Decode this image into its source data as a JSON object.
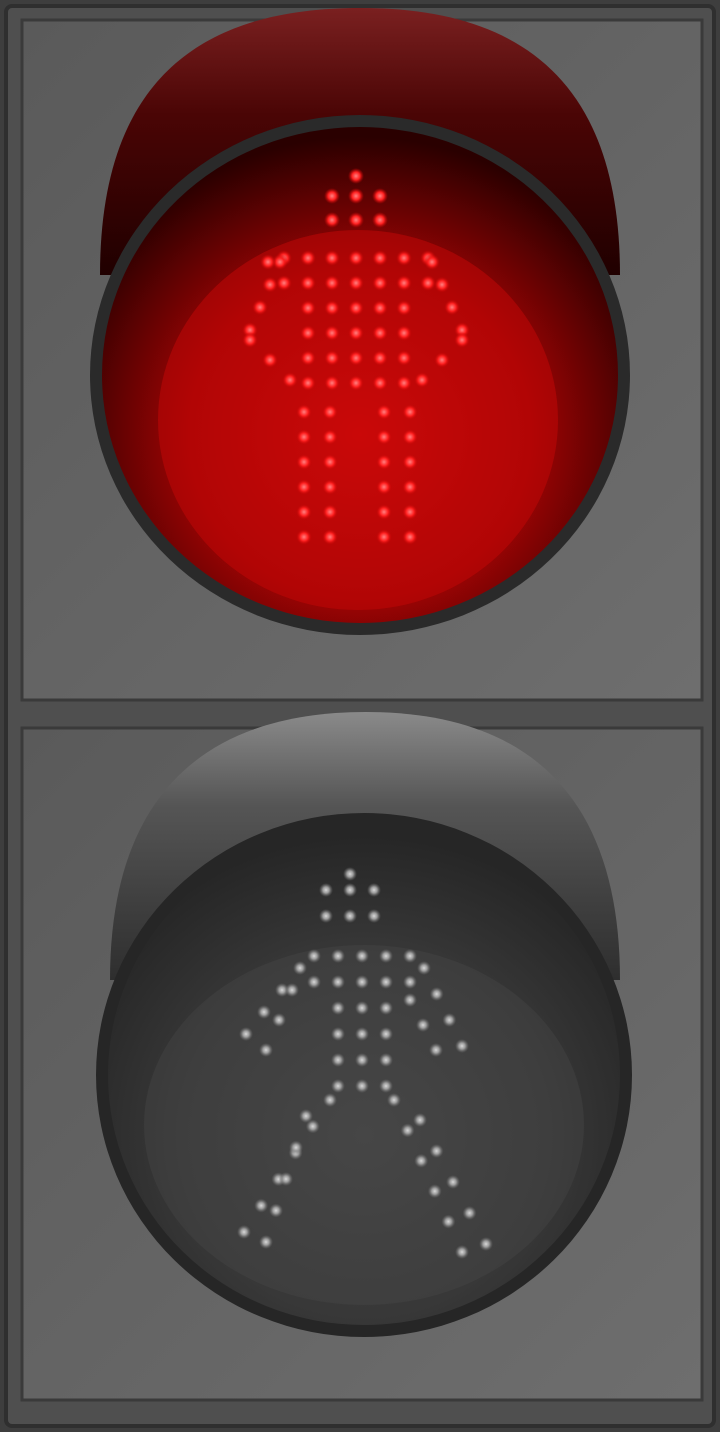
{
  "signal": {
    "active_state": "stop",
    "colors": {
      "housing": "#4f4f4f",
      "housing_edge": "#2f2f2f",
      "panel_light": "#6a6a6a",
      "panel_dark": "#525252",
      "lens_red": "#d30a0a",
      "lens_red_dark": "#3a0000",
      "led_red": "#ff2a2a",
      "lens_off": "#3b3b3b",
      "led_off": "#a8a8a8"
    },
    "lamps": [
      {
        "id": "stop",
        "icon": "standing-pedestrian-icon",
        "lit": true
      },
      {
        "id": "walk",
        "icon": "walking-pedestrian-icon",
        "lit": false
      }
    ]
  }
}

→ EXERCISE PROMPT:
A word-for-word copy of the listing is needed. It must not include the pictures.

→ YOUR SOLUTION:
Decode this image into its source data as a JSON object.
{
  "signal": {
    "active_state": "stop",
    "colors": {
      "housing": "#4f4f4f",
      "housing_edge": "#2f2f2f",
      "panel_light": "#6a6a6a",
      "panel_dark": "#525252",
      "lens_red": "#d30a0a",
      "lens_red_dark": "#3a0000",
      "led_red": "#ff2a2a",
      "lens_off": "#3b3b3b",
      "led_off": "#a8a8a8"
    },
    "lamps": [
      {
        "id": "stop",
        "icon": "standing-pedestrian-icon",
        "lit": true
      },
      {
        "id": "walk",
        "icon": "walking-pedestrian-icon",
        "lit": false
      }
    ]
  }
}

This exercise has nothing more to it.